An anchor attaches a commercial door frame to the surrounding structure. There are many types – here are some of the most common! Special thanks to Ben Hallett of LaForce’s Hollow Metal team, and Kristi Dietz, LaForce’s Engineering Training Manager, for providing technical expertise. For help on terminology, reference our Door, Frame, and Hardware Glossary.
Compression anchors are supplied on knock-down (not welded), afterset frames. This frame type is typically used on stud walls that have already been drywalled. These anchors are attached to the frame jambs before the frame is shipped and ensure a tight fit of the three frame pieces – head, strike jamb, and hinge jamb – when the frame is installed.
These are used on frames mounted to a masonry block wall. They are attached to the frame in-field so that they can be positioned between the concrete masonry unit (CMU) blocks as the wall is constructed. The picture on the far left is considered a “masonry wire anchor” and the picture to the right of it is a “masonry “T” anchor.”
Steel Stud Anchors (SSA)

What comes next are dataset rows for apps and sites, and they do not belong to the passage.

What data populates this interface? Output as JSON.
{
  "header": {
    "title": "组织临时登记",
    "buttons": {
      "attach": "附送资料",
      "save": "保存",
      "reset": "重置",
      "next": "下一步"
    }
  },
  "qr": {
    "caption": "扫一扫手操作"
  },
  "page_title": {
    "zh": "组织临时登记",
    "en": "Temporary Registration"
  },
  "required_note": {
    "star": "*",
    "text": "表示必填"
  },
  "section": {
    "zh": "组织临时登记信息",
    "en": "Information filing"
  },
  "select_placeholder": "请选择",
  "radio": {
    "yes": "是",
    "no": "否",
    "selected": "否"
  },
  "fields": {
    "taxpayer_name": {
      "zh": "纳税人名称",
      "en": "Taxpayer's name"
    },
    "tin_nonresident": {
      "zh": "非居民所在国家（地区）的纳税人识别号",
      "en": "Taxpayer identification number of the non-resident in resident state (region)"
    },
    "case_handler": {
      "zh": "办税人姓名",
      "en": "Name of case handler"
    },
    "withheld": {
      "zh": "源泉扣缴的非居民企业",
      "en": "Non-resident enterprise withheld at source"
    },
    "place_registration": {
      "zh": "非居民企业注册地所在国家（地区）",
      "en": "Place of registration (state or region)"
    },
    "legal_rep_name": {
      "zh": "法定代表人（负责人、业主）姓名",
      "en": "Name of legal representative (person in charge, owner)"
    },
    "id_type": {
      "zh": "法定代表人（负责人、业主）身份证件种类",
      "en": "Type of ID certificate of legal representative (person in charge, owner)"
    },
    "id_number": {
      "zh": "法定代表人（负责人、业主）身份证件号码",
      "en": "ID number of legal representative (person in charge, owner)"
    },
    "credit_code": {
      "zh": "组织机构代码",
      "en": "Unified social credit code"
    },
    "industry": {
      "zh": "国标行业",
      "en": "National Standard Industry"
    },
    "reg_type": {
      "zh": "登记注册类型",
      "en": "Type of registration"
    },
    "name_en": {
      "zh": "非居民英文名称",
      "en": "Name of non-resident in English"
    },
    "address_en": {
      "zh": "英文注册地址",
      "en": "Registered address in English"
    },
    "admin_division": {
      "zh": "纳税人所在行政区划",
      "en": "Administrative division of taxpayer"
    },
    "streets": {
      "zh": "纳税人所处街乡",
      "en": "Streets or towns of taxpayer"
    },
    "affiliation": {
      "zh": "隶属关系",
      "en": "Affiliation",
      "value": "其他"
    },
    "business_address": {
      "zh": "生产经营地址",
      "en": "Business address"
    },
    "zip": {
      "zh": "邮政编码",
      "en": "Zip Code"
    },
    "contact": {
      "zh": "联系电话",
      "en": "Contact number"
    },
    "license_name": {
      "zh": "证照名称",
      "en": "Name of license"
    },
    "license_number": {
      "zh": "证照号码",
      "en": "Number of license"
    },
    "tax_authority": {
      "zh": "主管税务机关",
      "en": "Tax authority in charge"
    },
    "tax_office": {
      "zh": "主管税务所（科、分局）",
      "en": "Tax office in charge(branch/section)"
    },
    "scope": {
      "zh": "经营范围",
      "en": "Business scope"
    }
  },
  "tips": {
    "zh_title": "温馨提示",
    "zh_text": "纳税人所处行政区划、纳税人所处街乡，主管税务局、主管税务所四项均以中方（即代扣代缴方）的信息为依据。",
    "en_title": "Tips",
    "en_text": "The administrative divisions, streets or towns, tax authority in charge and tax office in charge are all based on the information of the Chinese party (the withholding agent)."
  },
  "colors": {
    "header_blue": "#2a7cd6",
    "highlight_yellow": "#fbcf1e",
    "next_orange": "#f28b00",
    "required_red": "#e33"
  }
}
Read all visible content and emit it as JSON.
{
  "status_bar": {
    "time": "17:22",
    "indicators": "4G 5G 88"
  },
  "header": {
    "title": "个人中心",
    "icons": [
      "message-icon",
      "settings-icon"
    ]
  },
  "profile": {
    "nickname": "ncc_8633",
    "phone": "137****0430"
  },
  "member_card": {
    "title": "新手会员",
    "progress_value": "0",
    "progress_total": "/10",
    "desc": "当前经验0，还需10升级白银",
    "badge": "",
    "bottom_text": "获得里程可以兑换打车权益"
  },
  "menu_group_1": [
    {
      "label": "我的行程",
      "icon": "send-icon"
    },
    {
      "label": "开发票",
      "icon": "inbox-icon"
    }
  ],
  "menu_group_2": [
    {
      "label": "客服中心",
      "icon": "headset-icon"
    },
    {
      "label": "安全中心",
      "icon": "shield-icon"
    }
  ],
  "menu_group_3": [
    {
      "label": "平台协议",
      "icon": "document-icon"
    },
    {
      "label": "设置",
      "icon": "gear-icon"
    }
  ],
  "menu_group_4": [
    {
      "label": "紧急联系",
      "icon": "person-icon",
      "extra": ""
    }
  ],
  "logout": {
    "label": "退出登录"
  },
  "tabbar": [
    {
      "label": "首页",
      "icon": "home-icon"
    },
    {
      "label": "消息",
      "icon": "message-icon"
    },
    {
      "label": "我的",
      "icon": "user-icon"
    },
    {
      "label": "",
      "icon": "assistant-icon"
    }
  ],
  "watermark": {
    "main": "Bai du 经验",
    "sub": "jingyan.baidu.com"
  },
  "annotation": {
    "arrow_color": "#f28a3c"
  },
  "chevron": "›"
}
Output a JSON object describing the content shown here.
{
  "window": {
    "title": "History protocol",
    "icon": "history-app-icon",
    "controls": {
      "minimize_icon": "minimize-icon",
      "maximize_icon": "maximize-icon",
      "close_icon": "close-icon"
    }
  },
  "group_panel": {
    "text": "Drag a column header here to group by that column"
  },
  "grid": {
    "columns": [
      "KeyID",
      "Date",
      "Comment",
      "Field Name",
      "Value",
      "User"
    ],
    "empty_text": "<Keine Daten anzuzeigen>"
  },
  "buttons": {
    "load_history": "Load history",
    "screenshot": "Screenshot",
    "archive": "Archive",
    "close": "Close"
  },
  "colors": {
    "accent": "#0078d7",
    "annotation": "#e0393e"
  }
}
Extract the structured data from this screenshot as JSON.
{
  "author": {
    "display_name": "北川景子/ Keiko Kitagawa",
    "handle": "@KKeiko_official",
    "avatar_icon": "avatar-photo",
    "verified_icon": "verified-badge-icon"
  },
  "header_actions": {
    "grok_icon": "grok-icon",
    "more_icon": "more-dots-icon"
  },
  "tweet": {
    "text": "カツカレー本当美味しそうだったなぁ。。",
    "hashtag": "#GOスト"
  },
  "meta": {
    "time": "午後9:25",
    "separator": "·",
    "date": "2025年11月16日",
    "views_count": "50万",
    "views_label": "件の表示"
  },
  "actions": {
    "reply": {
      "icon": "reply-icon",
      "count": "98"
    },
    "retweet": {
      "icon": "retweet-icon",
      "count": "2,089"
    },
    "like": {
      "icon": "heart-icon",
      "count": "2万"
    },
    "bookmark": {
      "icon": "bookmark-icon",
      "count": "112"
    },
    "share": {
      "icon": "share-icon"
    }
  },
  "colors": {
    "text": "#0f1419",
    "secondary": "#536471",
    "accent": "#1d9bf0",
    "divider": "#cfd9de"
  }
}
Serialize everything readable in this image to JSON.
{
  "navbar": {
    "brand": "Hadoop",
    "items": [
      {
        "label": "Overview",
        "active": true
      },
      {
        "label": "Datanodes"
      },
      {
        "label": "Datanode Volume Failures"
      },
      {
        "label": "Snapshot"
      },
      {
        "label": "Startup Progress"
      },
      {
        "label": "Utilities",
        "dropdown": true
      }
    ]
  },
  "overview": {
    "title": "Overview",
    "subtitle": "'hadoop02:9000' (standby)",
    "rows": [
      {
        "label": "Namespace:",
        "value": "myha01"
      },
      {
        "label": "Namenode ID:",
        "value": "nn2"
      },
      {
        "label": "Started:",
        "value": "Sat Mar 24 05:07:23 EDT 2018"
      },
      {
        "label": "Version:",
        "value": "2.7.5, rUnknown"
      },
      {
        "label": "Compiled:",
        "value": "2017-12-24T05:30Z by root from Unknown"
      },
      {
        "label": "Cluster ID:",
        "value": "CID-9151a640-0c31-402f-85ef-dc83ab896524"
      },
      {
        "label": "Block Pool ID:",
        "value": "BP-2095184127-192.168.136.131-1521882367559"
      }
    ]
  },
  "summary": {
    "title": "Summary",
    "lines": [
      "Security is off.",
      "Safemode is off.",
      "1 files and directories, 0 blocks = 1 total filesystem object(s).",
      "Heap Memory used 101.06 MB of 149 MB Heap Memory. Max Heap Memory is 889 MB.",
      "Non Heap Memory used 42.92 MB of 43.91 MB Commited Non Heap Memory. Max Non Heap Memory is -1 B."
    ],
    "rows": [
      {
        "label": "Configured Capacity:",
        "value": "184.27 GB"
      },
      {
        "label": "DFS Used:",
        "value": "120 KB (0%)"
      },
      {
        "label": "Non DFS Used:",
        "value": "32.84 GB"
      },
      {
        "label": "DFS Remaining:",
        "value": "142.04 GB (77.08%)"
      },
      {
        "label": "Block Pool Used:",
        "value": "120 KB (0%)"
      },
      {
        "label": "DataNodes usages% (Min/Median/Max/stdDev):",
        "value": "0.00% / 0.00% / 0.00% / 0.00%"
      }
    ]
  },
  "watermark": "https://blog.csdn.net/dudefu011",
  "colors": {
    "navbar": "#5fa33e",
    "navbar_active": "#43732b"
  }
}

These are used on frames mounted to steel stud walls. The frame is secured to the stud before the wall is finished with drywall. This anchor type can be supplied loose (then snapped into the frame throat in-field) or it can be welded to the back of the frame throat. The anchor pictured is a snap-in sample, which can also be used as reinforcement for an EWA anchor.
Wood Stud Anchors (WSA)
These are almost the same as the steel stud anchor with one primary difference: The anchor includes straps, which are used to wrap and secure it to the wood stud during installation. The anchor pictured is a snap-in sample, which can also be used as reinforcement for an EWA anchor.
Existing Wall Anchors (EWA)
Existing wall anchors are used on frames mounted to existing walls. Frames are pierced and “dimpled” (countersunk), typically in the soffit, so that a fastener can be inserted to secure the frame to the wall. (Fasteners vary by wall type; typically, expansion bolts, tapcons, machine bolts, and wood screws are used.) Inside the frame throat is a metal piece, which acts as reinforcement and guide (for the fastener) as the frame is secured in place. This metal piece can be supplied loose (snap-in type) or welded to the back of the frame throat. There are many types of EWA’s. This picture shows a snap-in type that is sometimes called a “butterfly clip.”